This description of the struggle between the good and evil impulses are very consistent with current theories about the brain and human psychology today. Our base drives and instincts derive from the more primitive parts of the brain (the so-called Reptilian Brain) whereas our social, cooperative, and compassionate traits come from the more evolved regions of the brain like the frontal cortex. And often the different regions of the brain are in conflict. (For a detailed discussion, check out Paul Gilbert’s Compassionate Mind Foundation here).
Here are two additional descriptions of the evil impulse from the Talmud that I find illuminating, especially with respect to idolatry.
“The first impulse to evil is as thin as a spider’s gossamer, but in the end it is as think as a cart rope.[ii]”
“Such is the nature of the impulse to evil: One day it bids a man ‘Do this’; the next day “do that”; until finally it says to him Go worship idols. And he goes and worships them.[iii]”
What do these teach us? The first teaches that once we begin to compromise our values, we begin to compromise them more frequently, and to a larger degree. The new values become ingrained, and a habit. (Which by the way, is entirely consistent with contemporary neurobiology research showing that repeated actions reinforce certain neural pathways.)
The second teaches that idolatry is not a single act. It is a pattern that develops over time. And both point to a view of idolatry as something that arises from basic human nature. If we give in to the base drives, and lose sight of people-first values, we begin to practice idolatry. If this is true, we would expect the battle against idolatry to be an ongoing one, and we would see idolatry recurring again and again throughout history. Which in fact we do.

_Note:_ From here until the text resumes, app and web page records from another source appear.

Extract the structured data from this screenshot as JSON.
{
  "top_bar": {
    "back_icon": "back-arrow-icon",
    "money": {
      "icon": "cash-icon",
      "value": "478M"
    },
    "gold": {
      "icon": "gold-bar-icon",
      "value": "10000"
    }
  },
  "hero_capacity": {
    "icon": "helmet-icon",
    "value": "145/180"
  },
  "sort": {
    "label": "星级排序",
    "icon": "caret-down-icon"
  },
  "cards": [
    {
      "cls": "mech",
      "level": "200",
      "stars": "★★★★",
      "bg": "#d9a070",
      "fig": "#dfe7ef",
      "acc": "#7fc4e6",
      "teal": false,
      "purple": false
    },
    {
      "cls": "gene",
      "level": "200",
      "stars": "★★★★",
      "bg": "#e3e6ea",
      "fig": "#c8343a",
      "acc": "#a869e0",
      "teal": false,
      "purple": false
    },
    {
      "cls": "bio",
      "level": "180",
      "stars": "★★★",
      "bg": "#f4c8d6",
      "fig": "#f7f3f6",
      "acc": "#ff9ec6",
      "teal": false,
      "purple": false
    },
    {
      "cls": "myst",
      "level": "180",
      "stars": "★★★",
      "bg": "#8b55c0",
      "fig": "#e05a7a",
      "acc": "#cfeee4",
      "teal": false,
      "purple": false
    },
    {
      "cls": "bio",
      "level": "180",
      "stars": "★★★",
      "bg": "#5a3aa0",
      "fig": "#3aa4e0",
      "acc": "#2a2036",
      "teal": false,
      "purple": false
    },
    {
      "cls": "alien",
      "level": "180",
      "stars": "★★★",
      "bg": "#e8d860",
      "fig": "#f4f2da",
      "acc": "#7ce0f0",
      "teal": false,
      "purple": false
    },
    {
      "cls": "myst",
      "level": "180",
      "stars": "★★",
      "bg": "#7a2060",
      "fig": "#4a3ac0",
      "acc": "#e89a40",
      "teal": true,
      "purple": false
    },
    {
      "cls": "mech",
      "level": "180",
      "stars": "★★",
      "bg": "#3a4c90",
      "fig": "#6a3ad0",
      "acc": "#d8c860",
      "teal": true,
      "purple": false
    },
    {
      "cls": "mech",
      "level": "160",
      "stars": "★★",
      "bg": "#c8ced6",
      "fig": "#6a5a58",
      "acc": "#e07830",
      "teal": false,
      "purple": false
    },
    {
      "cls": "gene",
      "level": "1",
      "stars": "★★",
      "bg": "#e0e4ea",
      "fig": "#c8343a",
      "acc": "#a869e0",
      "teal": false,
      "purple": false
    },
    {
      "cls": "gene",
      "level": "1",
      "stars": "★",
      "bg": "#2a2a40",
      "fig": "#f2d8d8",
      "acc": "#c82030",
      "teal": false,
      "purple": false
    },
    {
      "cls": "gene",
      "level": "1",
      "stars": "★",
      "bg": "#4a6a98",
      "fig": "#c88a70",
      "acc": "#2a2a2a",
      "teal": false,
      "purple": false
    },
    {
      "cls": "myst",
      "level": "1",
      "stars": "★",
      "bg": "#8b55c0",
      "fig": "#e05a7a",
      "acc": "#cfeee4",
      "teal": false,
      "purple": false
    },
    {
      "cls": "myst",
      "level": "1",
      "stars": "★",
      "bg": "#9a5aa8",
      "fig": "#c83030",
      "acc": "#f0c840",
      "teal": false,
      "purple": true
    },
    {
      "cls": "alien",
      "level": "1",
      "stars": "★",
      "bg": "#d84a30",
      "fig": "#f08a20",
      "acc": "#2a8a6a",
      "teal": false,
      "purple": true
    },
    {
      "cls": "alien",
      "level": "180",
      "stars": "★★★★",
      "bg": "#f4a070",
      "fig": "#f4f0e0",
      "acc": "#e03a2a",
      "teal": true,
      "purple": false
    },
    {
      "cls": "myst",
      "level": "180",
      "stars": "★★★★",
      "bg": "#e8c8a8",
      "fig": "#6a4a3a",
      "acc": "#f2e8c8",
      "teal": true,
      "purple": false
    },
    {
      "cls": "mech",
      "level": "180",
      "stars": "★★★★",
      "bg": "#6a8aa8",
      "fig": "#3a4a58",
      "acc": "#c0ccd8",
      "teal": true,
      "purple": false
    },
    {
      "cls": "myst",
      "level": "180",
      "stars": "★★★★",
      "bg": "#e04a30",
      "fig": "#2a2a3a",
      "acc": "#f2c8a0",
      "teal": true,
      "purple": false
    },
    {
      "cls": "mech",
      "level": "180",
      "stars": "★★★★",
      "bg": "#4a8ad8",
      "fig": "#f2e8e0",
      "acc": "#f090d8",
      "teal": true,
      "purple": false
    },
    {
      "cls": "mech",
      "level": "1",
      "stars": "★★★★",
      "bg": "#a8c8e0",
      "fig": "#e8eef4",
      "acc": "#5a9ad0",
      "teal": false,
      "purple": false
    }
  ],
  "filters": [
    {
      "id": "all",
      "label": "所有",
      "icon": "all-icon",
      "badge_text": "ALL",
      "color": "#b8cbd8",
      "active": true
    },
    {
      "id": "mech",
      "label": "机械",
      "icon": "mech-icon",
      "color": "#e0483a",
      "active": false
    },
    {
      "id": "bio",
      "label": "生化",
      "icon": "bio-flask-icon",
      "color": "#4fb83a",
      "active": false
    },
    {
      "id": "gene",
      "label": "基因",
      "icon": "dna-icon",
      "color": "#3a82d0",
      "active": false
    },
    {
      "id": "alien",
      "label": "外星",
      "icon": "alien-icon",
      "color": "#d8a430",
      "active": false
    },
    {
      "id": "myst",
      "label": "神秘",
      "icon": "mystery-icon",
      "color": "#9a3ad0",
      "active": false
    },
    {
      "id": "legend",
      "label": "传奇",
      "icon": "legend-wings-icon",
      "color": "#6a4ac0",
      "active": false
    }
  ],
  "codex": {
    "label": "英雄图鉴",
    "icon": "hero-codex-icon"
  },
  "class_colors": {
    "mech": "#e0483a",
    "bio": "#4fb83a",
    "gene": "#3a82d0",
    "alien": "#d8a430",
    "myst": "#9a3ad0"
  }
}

[ii] Book of Legends, Sefer Ha-Aggadah Legends from the Talmud and Midrash. Edited by Hayim Bialik and Yehoshua Ravinitzky. Translated by William Braude. Schoken books 1992. p. 537:7
[iii] Book of Legends, Sefer Ha-Aggadah Legends from the Talmud and Midrash. Edited by Hayim Bialik and Yehoshua Ravinitzky. Translated by William Braude. Schoken books 1992. p. 537:8